— American Legion website
It's been a long time since most of them wore a uniform or took orders.
But the US military veterans gathered Sunday at American Legion Post 807 stood at attention and saluted like it was second nature.
The post headquarters on Feather River Boulevard in Olivehurst is usually the site of two flag-retirement ceremonies each year. The first is held on June 14 — Flag Day — and the other on Dec. 7 — Pearl Harbor Day.
But last year, an unusually large number of flags were turned in by residents and civic organizations. They were tattered or sullied — unfit to fly — and thus required proper disposal.
Sunday's ritual involved recitations about the history and symbolism of the object, and about its proper care, and was followed by the burning of about 30 flags.
"It's a short ceremony," said Jim Hoopingarner, 65, the sergeant-at-arms for the post. "But it's solemn, and it's very important to us."
Hoopingarner enlisted in the Air Force in 1967, "smack dab in the middle" of the Vietnam war. He served nearly 23 years.
"My last duty station was McClellan (Air Force Base in Sacramento)," he said. "My first was Beale."
Frank Bowes, 84, played the role of chaplain for the purposes of the ceremony.
The Korean War veteran was drafted into the Army shortly after the end of World War II and tried to return to the same service branch when he found civilian life didn't agree with him.
"The Army recruiter wasn't around, so I joined the Air Force," he said. "I was a young stud then."

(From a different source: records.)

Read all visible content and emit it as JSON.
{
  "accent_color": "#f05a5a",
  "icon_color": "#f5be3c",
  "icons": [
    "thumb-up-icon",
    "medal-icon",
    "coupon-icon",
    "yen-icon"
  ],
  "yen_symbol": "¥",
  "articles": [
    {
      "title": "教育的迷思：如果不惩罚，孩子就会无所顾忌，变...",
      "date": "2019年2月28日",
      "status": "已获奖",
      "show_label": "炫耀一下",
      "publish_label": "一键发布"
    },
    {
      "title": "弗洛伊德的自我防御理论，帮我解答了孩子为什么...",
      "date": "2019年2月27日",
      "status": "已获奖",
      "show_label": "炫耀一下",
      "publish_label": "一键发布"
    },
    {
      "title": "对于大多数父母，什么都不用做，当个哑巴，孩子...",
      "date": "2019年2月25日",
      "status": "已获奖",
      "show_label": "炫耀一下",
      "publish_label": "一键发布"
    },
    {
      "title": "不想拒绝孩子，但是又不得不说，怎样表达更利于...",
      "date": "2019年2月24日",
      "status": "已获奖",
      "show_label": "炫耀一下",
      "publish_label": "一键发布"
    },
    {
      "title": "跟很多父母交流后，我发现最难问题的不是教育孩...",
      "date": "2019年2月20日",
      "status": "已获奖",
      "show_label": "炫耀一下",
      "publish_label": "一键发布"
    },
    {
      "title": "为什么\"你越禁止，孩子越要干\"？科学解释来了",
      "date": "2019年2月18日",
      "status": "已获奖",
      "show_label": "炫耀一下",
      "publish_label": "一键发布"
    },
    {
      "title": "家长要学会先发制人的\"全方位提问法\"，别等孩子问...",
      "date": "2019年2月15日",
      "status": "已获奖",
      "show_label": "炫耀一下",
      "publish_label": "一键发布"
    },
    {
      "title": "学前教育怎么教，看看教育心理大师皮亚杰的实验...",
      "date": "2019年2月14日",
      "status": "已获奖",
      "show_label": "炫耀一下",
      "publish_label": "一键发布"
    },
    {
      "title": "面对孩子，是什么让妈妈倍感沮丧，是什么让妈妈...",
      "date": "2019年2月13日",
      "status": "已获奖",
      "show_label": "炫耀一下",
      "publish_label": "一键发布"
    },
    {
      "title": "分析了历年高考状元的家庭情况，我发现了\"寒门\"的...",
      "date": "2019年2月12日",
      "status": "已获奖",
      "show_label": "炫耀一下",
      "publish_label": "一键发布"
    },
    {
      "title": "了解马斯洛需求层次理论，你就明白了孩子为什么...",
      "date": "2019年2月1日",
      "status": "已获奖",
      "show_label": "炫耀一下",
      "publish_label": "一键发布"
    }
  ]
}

The flag-retirement ceremony is one of a few chances he gets each year, he said, to return to duty.
Cindy Verril, 56, the post's vice commander, said that many worn flags from nearby Beale Air Force Base wind up at the American Legion post each year.
"There are only a few places you can properly dispose of flags," she said.
Old Glory, the state flag and POW/ MIA flags eventually should wind up here, said Hoopingarner.
His sergeant-at-arms role would require him to bury the ashes at an undisclosed location after all ceremony attendees had departed.
"Only he knows where," said Verrill, grinning.
CONTACT Nancy Pasternack at email@example.com or 749-4781. Find her on Facebook at /ADnpasternack or on Twitter at @ADnpasternack.